Consolidators are getting busier and looking forward to chasing growth
In an eventful week for the consolidators, a number of observations can be made:
1) Is Gallagher chief executive David Ross getting value for money with his acquisitions? Gallagher shelled out £97m last year on Heath Lambert Ltd, and accounts filed last week reveal it has cost about £20m to integrate - a figure Gallagher believes is in line with expectations.
What is positive for Gallagher is that brokers are selling for lower multiples in the post-financial crisis period at, say, five to eight times earnings, instead of 10 to 13.
2) Which brings us nicely on to Jelf, which this week revealed it was back on the hunt for acquisition targets. The West Country-based broking group is now on a sound financial footing, so it makes sense to get buying again. Likewise, Oval, which is also back on the look-out for brokers, has trimmed debts and is in better financial shape than a few years ago.
3) The interesting one among the consolidators is Towergate. It’s still heavily on a buying spree, funded by a war chest from private equity backer Advent. Chief executive Mark Hodges must prove it’s not a one-trick pony. Anyone can go around buying brokers; the test is to achieve organic growth. He’s completed act I by cutting costs to keep profits stable, now he’s got to grow the business.
So far, we haven’t seen much in the way of ideas from Hodges, unlike his nearest rival, Giles chief executive Brendan McManus. McManus has launched a reinsurance arm, harbours ambitions to expand his network offering, and wants to bolster the firm’s image by proving to insurers that it can deliver healthy profits for underwriters.

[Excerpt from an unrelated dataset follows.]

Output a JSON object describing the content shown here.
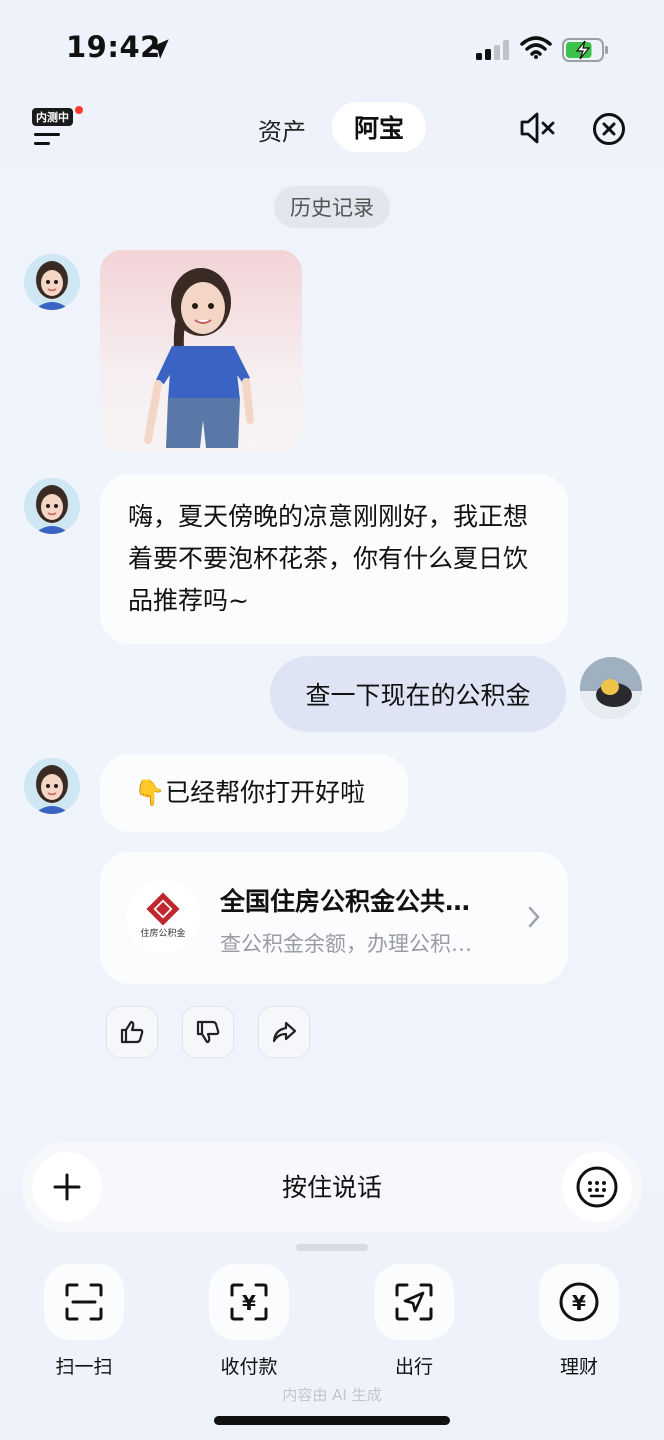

McManus has taken a very entrepreneurial attitude to Giles, as opposed to Hodges, who wants to make the company more corporate.
Whichever consolidator delivers organic growth will be the true winner.